What are you working on at the minute?
I have a novella titled The Scales of Sin & Sorrow with beta readers now. It’s a sequel to Fortune’s Fool. I’m publishing these books under a pseudonym – Jeff Boyd – because they’re not typical of my previous books. They’re darker – especially the second one – and the characters use harsher language than I used in any previous book. I don’t want longtime fans of my typical work snapping these up thinking they’re getting something similar to the Scout stories.
Beyond that, I’m between projects now, and trying to figure out what to do next. I began a sequel to The Lost Planet but have shelved it because I’m not sure the book needs one. At least, not one from the points of view I used. A seventh Scout book is my most likely next project. I just have to work through a few details before I start writing.
Do you read much and if so who are your favorite authors?
I suppose it depends on your definition of “reading.” I listen to a lot of audio books, though my listening time tailed off since my day job told us to work from home. My one-way commute went from 25 minutes to 15 seconds. I also still read books, just not as often or as voraciously as I did in the past.
My favorite author is Lois McMaster Bujold. I love almost everything she’s written. The last Vorkosigan book was decidedly subpar, in my opinion, but her Penric series of fantasy novellas have more than redeemed that mistake.
How can readers discover more about you and your work?
They can swing by my website—which needs work, but the information is up to date—or check out my Amazon author’s page. The advantage of stopping by the website is you can sign up for my mailing list (no spam, I promise).
Thanks for sharing Henry.
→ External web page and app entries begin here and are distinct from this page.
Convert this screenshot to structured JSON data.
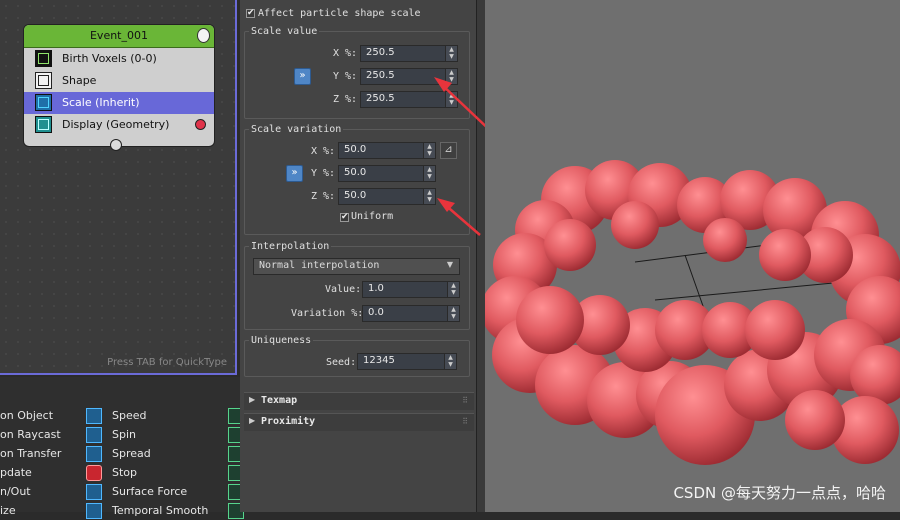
{
  "node_editor": {
    "event": {
      "title": "Event_001",
      "operators": [
        {
          "label": "Birth Voxels (0-0)",
          "icon": "birth-voxels-icon"
        },
        {
          "label": "Shape",
          "icon": "shape-icon"
        },
        {
          "label": "Scale (Inherit)",
          "icon": "scale-icon",
          "selected": true
        },
        {
          "label": "Display (Geometry)",
          "icon": "display-icon"
        }
      ]
    },
    "quicktype_hint": "Press TAB for QuickType",
    "selection_color": "#6868d8",
    "event_header_color": "#6ab637"
  },
  "depot": {
    "col1": [
      "on Object",
      "on Raycast",
      "on Transfer",
      "pdate",
      "n/Out",
      "ize"
    ],
    "col2": [
      {
        "label": "Speed",
        "icon": "speed-icon"
      },
      {
        "label": "Spin",
        "icon": "spin-icon"
      },
      {
        "label": "Spread",
        "icon": "spread-icon"
      },
      {
        "label": "Stop",
        "icon": "stop-icon"
      },
      {
        "label": "Surface Force",
        "icon": "surface-force-icon"
      },
      {
        "label": "Temporal Smooth",
        "icon": "temporal-smooth-icon"
      }
    ]
  },
  "params": {
    "affect_shape_scale": {
      "label": "Affect particle shape scale",
      "checked": true
    },
    "scale_value": {
      "title": "Scale value",
      "x": {
        "label": "X %:",
        "value": "250.5"
      },
      "y": {
        "label": "Y %:",
        "value": "250.5"
      },
      "z": {
        "label": "Z %:",
        "value": "250.5"
      },
      "link_button": "»"
    },
    "scale_variation": {
      "title": "Scale variation",
      "x": {
        "label": "X %:",
        "value": "50.0"
      },
      "y": {
        "label": "Y %:",
        "value": "50.0"
      },
      "z": {
        "label": "Z %:",
        "value": "50.0"
      },
      "link_button": "»",
      "uniform": {
        "label": "Uniform",
        "checked": true
      }
    },
    "interpolation": {
      "title": "Interpolation",
      "mode": "Normal interpolation",
      "value": {
        "label": "Value:",
        "value": "1.0"
      },
      "variation": {
        "label": "Variation %:",
        "value": "0.0"
      }
    },
    "uniqueness": {
      "title": "Uniqueness",
      "seed": {
        "label": "Seed:",
        "value": "12345"
      }
    },
    "rollouts": [
      {
        "label": "Texmap"
      },
      {
        "label": "Proximity"
      }
    ],
    "arrow_color": "#e8343c"
  },
  "viewport": {
    "sphere_color": "#e05a60",
    "watermark": "CSDN @每天努力一点点，哈哈"
  }
}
Be sure to check out Henry’s books and be sure to check back next Sunday for our next chat with a Superversive author.